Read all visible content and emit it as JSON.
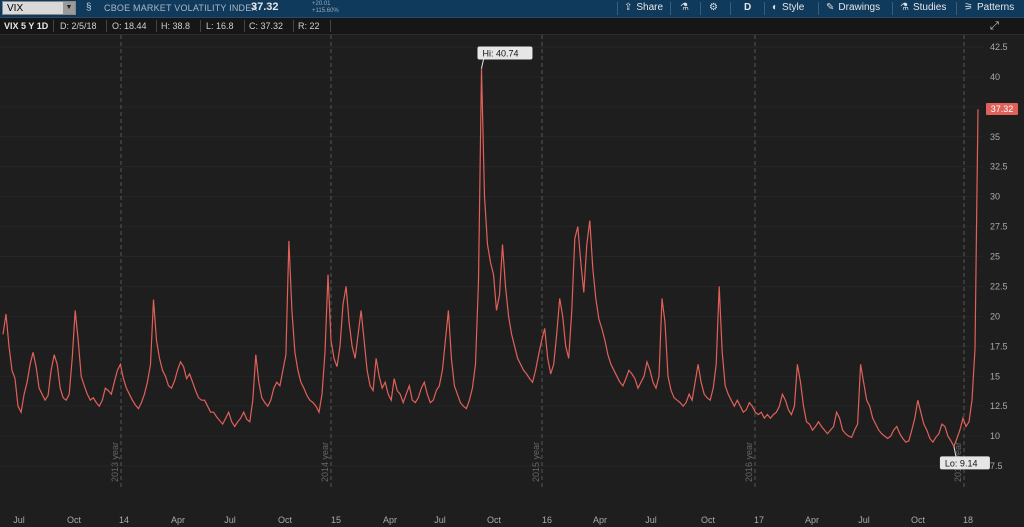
{
  "toolbar": {
    "symbol": "VIX",
    "title": "CBOE MARKET VOLATILITY INDEX",
    "last": "37.32",
    "change": "+20.01",
    "change_pct": "+115.60%",
    "share_label": "Share",
    "aggregation": "D",
    "style_label": "Style",
    "drawings_label": "Drawings",
    "studies_label": "Studies",
    "patterns_label": "Patterns"
  },
  "info": {
    "chart_label": "VIX 5 Y 1D",
    "date": "D:  2/5/18",
    "open": "O:  18.44",
    "high": "H:  38.8",
    "low": "L:  16.8",
    "close": "C:  37.32",
    "range": "R:  22"
  },
  "colors": {
    "line": "#e0605a",
    "background": "#1e1e1e",
    "grid": "#3a3a3a",
    "topbar": "#0f3a5c"
  },
  "chart_data": {
    "type": "line",
    "series": [
      {
        "name": "VIX",
        "x_start": "2013-02",
        "x_end": "2018-02",
        "values": [
          18.5,
          20.2,
          17.5,
          15.5,
          14.8,
          12.5,
          12.0,
          13.5,
          14.5,
          16.0,
          17.0,
          15.8,
          14.0,
          13.5,
          13.0,
          13.4,
          15.5,
          16.8,
          16.0,
          14.0,
          13.2,
          13.0,
          13.5,
          16.5,
          20.5,
          18.0,
          15.0,
          14.2,
          13.5,
          13.0,
          13.2,
          12.8,
          12.5,
          13.0,
          14.0,
          13.8,
          13.5,
          14.5,
          15.5,
          16.0,
          14.8,
          14.0,
          13.5,
          13.0,
          12.6,
          12.3,
          12.8,
          13.5,
          14.5,
          16.0,
          21.4,
          18.0,
          16.5,
          15.5,
          15.0,
          14.2,
          14.0,
          14.6,
          15.5,
          16.2,
          15.8,
          14.8,
          15.2,
          14.5,
          13.8,
          13.2,
          13.0,
          13.0,
          12.5,
          12.0,
          12.0,
          11.6,
          11.3,
          11.0,
          11.5,
          12.0,
          11.2,
          10.8,
          11.2,
          11.5,
          12.0,
          11.4,
          11.2,
          13.0,
          16.8,
          14.5,
          13.2,
          12.8,
          12.5,
          13.0,
          14.0,
          14.5,
          14.2,
          15.5,
          16.8,
          26.3,
          20.5,
          17.0,
          15.5,
          14.5,
          14.0,
          13.4,
          13.0,
          12.8,
          12.5,
          12.0,
          13.5,
          17.0,
          23.5,
          18.0,
          16.5,
          15.8,
          17.5,
          21.0,
          22.5,
          19.5,
          17.5,
          16.5,
          18.5,
          20.5,
          18.0,
          15.5,
          14.2,
          13.8,
          16.5,
          15.0,
          14.0,
          14.5,
          13.5,
          13.0,
          14.8,
          13.8,
          13.5,
          12.8,
          13.5,
          14.2,
          13.0,
          12.8,
          13.2,
          14.0,
          14.5,
          13.5,
          12.8,
          13.0,
          13.8,
          14.2,
          15.5,
          18.0,
          20.5,
          16.5,
          14.2,
          13.5,
          12.8,
          12.5,
          12.3,
          13.0,
          14.0,
          16.0,
          23.0,
          40.7,
          30.0,
          26.0,
          24.5,
          23.5,
          20.5,
          21.8,
          26.0,
          22.5,
          20.0,
          18.5,
          17.5,
          16.5,
          16.0,
          15.5,
          15.2,
          14.8,
          14.5,
          15.5,
          16.8,
          18.0,
          19.0,
          16.5,
          15.2,
          16.0,
          18.5,
          21.5,
          20.0,
          17.5,
          16.5,
          20.5,
          26.5,
          27.5,
          24.5,
          22.0,
          26.0,
          28.0,
          24.0,
          21.5,
          19.8,
          19.0,
          18.0,
          16.8,
          16.0,
          15.5,
          15.0,
          14.5,
          14.2,
          14.8,
          15.5,
          15.2,
          14.8,
          14.0,
          14.5,
          15.0,
          16.2,
          15.5,
          14.5,
          14.0,
          15.0,
          21.5,
          19.5,
          15.0,
          13.8,
          13.2,
          13.0,
          12.8,
          12.5,
          12.8,
          13.5,
          13.0,
          14.5,
          16.0,
          14.5,
          13.5,
          13.2,
          13.0,
          14.0,
          16.0,
          22.5,
          17.0,
          14.2,
          13.5,
          13.0,
          12.5,
          13.0,
          12.5,
          12.0,
          12.2,
          12.8,
          12.5,
          12.0,
          11.8,
          12.0,
          11.5,
          11.8,
          11.5,
          11.8,
          12.0,
          12.5,
          13.5,
          13.0,
          12.2,
          11.8,
          12.5,
          16.0,
          14.5,
          12.5,
          11.2,
          11.0,
          10.5,
          10.8,
          11.2,
          10.8,
          10.5,
          10.2,
          10.5,
          10.8,
          12.0,
          11.5,
          10.5,
          10.2,
          10.0,
          9.9,
          10.5,
          11.0,
          16.0,
          14.5,
          13.0,
          12.5,
          11.5,
          11.0,
          10.5,
          10.2,
          10.0,
          9.8,
          10.0,
          10.5,
          10.8,
          10.2,
          9.8,
          9.5,
          9.6,
          10.5,
          11.5,
          13.0,
          12.0,
          11.0,
          10.5,
          9.8,
          9.5,
          9.9,
          10.2,
          11.0,
          10.8,
          10.0,
          9.6,
          9.14,
          9.8,
          10.5,
          11.5,
          10.8,
          11.2,
          13.0,
          17.3,
          37.3
        ]
      }
    ],
    "x_tick_labels": [
      "Jul",
      "Oct",
      "14",
      "Apr",
      "Jul",
      "Oct",
      "15",
      "Apr",
      "Jul",
      "Oct",
      "16",
      "Apr",
      "Jul",
      "Oct",
      "17",
      "Apr",
      "Jul",
      "Oct",
      "18"
    ],
    "y_tick_labels": [
      "7.5",
      "10",
      "12.5",
      "15",
      "17.5",
      "20",
      "22.5",
      "25",
      "27.5",
      "30",
      "32.5",
      "35",
      "37.5",
      "40",
      "42.5"
    ],
    "ylim": [
      5.5,
      43.5
    ],
    "year_markers": [
      "2013 year",
      "2014 year",
      "2015 year",
      "2016 year",
      "2017 year"
    ],
    "annotations": {
      "hi": "Hi: 40.74",
      "lo": "Lo: 9.14",
      "last_tag": "37.32"
    }
  }
}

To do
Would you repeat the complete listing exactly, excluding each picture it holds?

Answer to this problem
Read all visible content and emit it as JSON.
{
  "toolbar": {
    "symbol": "VIX",
    "title": "CBOE MARKET VOLATILITY INDEX",
    "last": "37.32",
    "change": "+20.01",
    "change_pct": "+115.60%",
    "share_label": "Share",
    "aggregation": "D",
    "style_label": "Style",
    "drawings_label": "Drawings",
    "studies_label": "Studies",
    "patterns_label": "Patterns"
  },
  "info": {
    "chart_label": "VIX 5 Y 1D",
    "date": "D:  2/5/18",
    "open": "O:  18.44",
    "high": "H:  38.8",
    "low": "L:  16.8",
    "close": "C:  37.32",
    "range": "R:  22"
  },
  "colors": {
    "line": "#e0605a",
    "background": "#1e1e1e",
    "grid": "#3a3a3a",
    "topbar": "#0f3a5c"
  },
  "chart_data": {
    "type": "line",
    "series": [
      {
        "name": "VIX",
        "x_start": "2013-02",
        "x_end": "2018-02",
        "values": [
          18.5,
          20.2,
          17.5,
          15.5,
          14.8,
          12.5,
          12.0,
          13.5,
          14.5,
          16.0,
          17.0,
          15.8,
          14.0,
          13.5,
          13.0,
          13.4,
          15.5,
          16.8,
          16.0,
          14.0,
          13.2,
          13.0,
          13.5,
          16.5,
          20.5,
          18.0,
          15.0,
          14.2,
          13.5,
          13.0,
          13.2,
          12.8,
          12.5,
          13.0,
          14.0,
          13.8,
          13.5,
          14.5,
          15.5,
          16.0,
          14.8,
          14.0,
          13.5,
          13.0,
          12.6,
          12.3,
          12.8,
          13.5,
          14.5,
          16.0,
          21.4,
          18.0,
          16.5,
          15.5,
          15.0,
          14.2,
          14.0,
          14.6,
          15.5,
          16.2,
          15.8,
          14.8,
          15.2,
          14.5,
          13.8,
          13.2,
          13.0,
          13.0,
          12.5,
          12.0,
          12.0,
          11.6,
          11.3,
          11.0,
          11.5,
          12.0,
          11.2,
          10.8,
          11.2,
          11.5,
          12.0,
          11.4,
          11.2,
          13.0,
          16.8,
          14.5,
          13.2,
          12.8,
          12.5,
          13.0,
          14.0,
          14.5,
          14.2,
          15.5,
          16.8,
          26.3,
          20.5,
          17.0,
          15.5,
          14.5,
          14.0,
          13.4,
          13.0,
          12.8,
          12.5,
          12.0,
          13.5,
          17.0,
          23.5,
          18.0,
          16.5,
          15.8,
          17.5,
          21.0,
          22.5,
          19.5,
          17.5,
          16.5,
          18.5,
          20.5,
          18.0,
          15.5,
          14.2,
          13.8,
          16.5,
          15.0,
          14.0,
          14.5,
          13.5,
          13.0,
          14.8,
          13.8,
          13.5,
          12.8,
          13.5,
          14.2,
          13.0,
          12.8,
          13.2,
          14.0,
          14.5,
          13.5,
          12.8,
          13.0,
          13.8,
          14.2,
          15.5,
          18.0,
          20.5,
          16.5,
          14.2,
          13.5,
          12.8,
          12.5,
          12.3,
          13.0,
          14.0,
          16.0,
          23.0,
          40.7,
          30.0,
          26.0,
          24.5,
          23.5,
          20.5,
          21.8,
          26.0,
          22.5,
          20.0,
          18.5,
          17.5,
          16.5,
          16.0,
          15.5,
          15.2,
          14.8,
          14.5,
          15.5,
          16.8,
          18.0,
          19.0,
          16.5,
          15.2,
          16.0,
          18.5,
          21.5,
          20.0,
          17.5,
          16.5,
          20.5,
          26.5,
          27.5,
          24.5,
          22.0,
          26.0,
          28.0,
          24.0,
          21.5,
          19.8,
          19.0,
          18.0,
          16.8,
          16.0,
          15.5,
          15.0,
          14.5,
          14.2,
          14.8,
          15.5,
          15.2,
          14.8,
          14.0,
          14.5,
          15.0,
          16.2,
          15.5,
          14.5,
          14.0,
          15.0,
          21.5,
          19.5,
          15.0,
          13.8,
          13.2,
          13.0,
          12.8,
          12.5,
          12.8,
          13.5,
          13.0,
          14.5,
          16.0,
          14.5,
          13.5,
          13.2,
          13.0,
          14.0,
          16.0,
          22.5,
          17.0,
          14.2,
          13.5,
          13.0,
          12.5,
          13.0,
          12.5,
          12.0,
          12.2,
          12.8,
          12.5,
          12.0,
          11.8,
          12.0,
          11.5,
          11.8,
          11.5,
          11.8,
          12.0,
          12.5,
          13.5,
          13.0,
          12.2,
          11.8,
          12.5,
          16.0,
          14.5,
          12.5,
          11.2,
          11.0,
          10.5,
          10.8,
          11.2,
          10.8,
          10.5,
          10.2,
          10.5,
          10.8,
          12.0,
          11.5,
          10.5,
          10.2,
          10.0,
          9.9,
          10.5,
          11.0,
          16.0,
          14.5,
          13.0,
          12.5,
          11.5,
          11.0,
          10.5,
          10.2,
          10.0,
          9.8,
          10.0,
          10.5,
          10.8,
          10.2,
          9.8,
          9.5,
          9.6,
          10.5,
          11.5,
          13.0,
          12.0,
          11.0,
          10.5,
          9.8,
          9.5,
          9.9,
          10.2,
          11.0,
          10.8,
          10.0,
          9.6,
          9.14,
          9.8,
          10.5,
          11.5,
          10.8,
          11.2,
          13.0,
          17.3,
          37.3
        ]
      }
    ],
    "x_tick_labels": [
      "Jul",
      "Oct",
      "14",
      "Apr",
      "Jul",
      "Oct",
      "15",
      "Apr",
      "Jul",
      "Oct",
      "16",
      "Apr",
      "Jul",
      "Oct",
      "17",
      "Apr",
      "Jul",
      "Oct",
      "18"
    ],
    "y_tick_labels": [
      "7.5",
      "10",
      "12.5",
      "15",
      "17.5",
      "20",
      "22.5",
      "25",
      "27.5",
      "30",
      "32.5",
      "35",
      "37.5",
      "40",
      "42.5"
    ],
    "ylim": [
      5.5,
      43.5
    ],
    "year_markers": [
      "2013 year",
      "2014 year",
      "2015 year",
      "2016 year",
      "2017 year"
    ],
    "annotations": {
      "hi": "Hi: 40.74",
      "lo": "Lo: 9.14",
      "last_tag": "37.32"
    }
  }
}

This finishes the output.